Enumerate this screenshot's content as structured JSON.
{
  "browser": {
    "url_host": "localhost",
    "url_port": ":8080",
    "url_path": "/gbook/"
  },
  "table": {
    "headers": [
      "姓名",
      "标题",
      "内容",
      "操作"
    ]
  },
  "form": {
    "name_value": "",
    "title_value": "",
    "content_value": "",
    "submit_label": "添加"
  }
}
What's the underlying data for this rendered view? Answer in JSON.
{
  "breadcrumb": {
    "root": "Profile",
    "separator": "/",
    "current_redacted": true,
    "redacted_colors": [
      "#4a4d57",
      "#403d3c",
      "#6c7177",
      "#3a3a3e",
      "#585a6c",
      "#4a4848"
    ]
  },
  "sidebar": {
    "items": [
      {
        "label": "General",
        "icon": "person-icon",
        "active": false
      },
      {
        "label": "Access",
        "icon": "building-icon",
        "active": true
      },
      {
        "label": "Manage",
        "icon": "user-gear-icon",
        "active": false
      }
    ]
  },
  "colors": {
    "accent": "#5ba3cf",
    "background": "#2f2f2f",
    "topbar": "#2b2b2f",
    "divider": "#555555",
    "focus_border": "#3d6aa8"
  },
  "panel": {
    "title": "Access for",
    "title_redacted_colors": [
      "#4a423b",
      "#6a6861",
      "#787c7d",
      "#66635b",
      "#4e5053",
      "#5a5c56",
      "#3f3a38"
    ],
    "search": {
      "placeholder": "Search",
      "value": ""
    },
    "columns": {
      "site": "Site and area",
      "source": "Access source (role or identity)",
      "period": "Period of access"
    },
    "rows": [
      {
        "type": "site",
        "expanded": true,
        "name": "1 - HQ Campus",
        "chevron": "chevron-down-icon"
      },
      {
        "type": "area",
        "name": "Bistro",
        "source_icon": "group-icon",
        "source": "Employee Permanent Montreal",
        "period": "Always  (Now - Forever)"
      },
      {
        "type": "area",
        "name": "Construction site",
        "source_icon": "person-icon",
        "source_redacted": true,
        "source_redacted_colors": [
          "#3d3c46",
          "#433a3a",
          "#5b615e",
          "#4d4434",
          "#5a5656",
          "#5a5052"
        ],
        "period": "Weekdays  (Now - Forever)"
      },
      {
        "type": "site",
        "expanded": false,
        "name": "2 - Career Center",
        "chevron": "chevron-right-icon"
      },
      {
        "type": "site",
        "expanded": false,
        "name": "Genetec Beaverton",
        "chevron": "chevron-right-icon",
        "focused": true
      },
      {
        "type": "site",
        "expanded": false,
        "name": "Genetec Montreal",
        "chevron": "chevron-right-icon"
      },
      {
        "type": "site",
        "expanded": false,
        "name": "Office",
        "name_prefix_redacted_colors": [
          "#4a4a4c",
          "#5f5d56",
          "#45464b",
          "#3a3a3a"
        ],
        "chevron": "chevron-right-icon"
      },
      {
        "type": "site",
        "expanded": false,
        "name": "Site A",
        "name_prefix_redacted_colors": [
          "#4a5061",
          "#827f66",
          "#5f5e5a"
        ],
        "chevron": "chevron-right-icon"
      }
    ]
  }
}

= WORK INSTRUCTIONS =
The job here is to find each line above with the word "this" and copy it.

= TASK OUTPUT =
Enumerate this screenshot's content as structured JSON.
What's the underlying data for this rendered view? Answer in JSON.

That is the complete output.